  22. 22. Win32 Environment Main subsystem in windows 2000 is theWin32 subsystem. It runs Win32 and management all keyboard mouse and screen I/O. Since it is the environment it is designed to be extremely robust. Several features Win32 contribute to has its own input queue. The reference counts kept by object manager prevent objects from being deleted while they are still being and prevent their use after they have been deleted.
  23. 23. File System Historically MS-DOS system have used the file allocation table(FAT) the item. The 16-bit FAT file system has several shortcomings including fragmentation a size limitation of 2GB and a lack access protection for the system. It was designed to include feature including data recovery security fault tolerance large files of systems. The windows 2000 provides support for the FAT and OS/2 HPP systems.
  24. 24. Reparse Points Reparse point are a new feature in the file system that in return an error when accessed. The reparse data then tell the I/O manager what to do. Mount points would allow you to create a volume on another drive move the old data to the new volume. The remote storage services facility also uses reparse points. For more information about hierarchical storage see section.

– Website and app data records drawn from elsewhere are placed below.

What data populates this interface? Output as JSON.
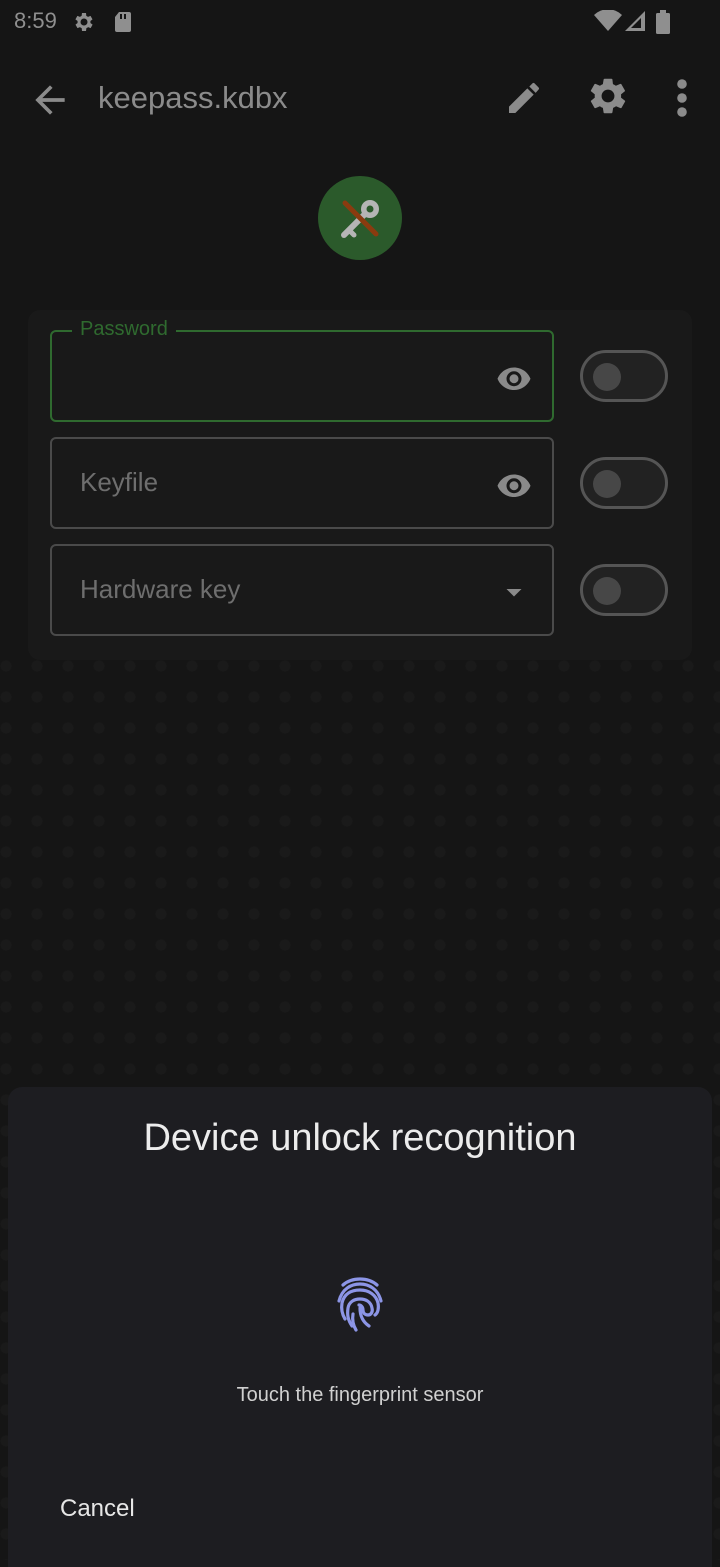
{
  "status_bar": {
    "time": "8:59",
    "left_icons": [
      "gear-icon",
      "sd-card-icon"
    ],
    "right_icons": [
      "wifi-icon",
      "cellular-signal-icon",
      "battery-icon"
    ]
  },
  "app_bar": {
    "title": "keepass.kdbx",
    "icons": [
      "back-arrow-icon",
      "pencil-icon",
      "gear-icon",
      "more-vert-icon"
    ]
  },
  "lock_badge": {
    "icon": "key-off-icon",
    "colors": {
      "background": "#2b5a2b",
      "slash": "#8a3b0f",
      "key": "#b5b5b5"
    }
  },
  "credentials": {
    "password": {
      "label": "Password",
      "value": "",
      "icon": "eye-icon",
      "toggle_on": false
    },
    "keyfile": {
      "label": "Keyfile",
      "value": "",
      "icon": "eye-icon",
      "toggle_on": false
    },
    "hardware_key": {
      "label": "Hardware key",
      "value": "",
      "icon": "dropdown-arrow-icon",
      "toggle_on": false
    }
  },
  "biometric_sheet": {
    "title": "Device unlock recognition",
    "icon": "fingerprint-icon",
    "subtitle": "Touch the fingerprint sensor",
    "cancel_label": "Cancel"
  },
  "colors": {
    "accent": "#2f6a2f",
    "sheet_background": "#1d1d21",
    "fingerprint": "#8c95e6"
  }
}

  25. 25. Networking Windows 2000 supports both peer-to-peer and client- server networking also has facilities for network management. The network device interface specification and the transport driver interface(TDI). In terms of the OSI model the TDI the model between the transport layer and the session layer the mechanism. TDI supports both connection based and connectionless transports and the function to send any type of data.
  26. 26. Protocols Windows 2000 implements transports protocols as drives. Window 2000 comes will several networking protocols. The system uses the protocol to send I/O requests over the network the SMB protocol has four message types. Among the limitations of net BEUI are that it uses the actual of a computer as the address and that it does not support routing. The Apple Talk protocol was designed as a low cost connection by Apple low Macintosh computers to share files.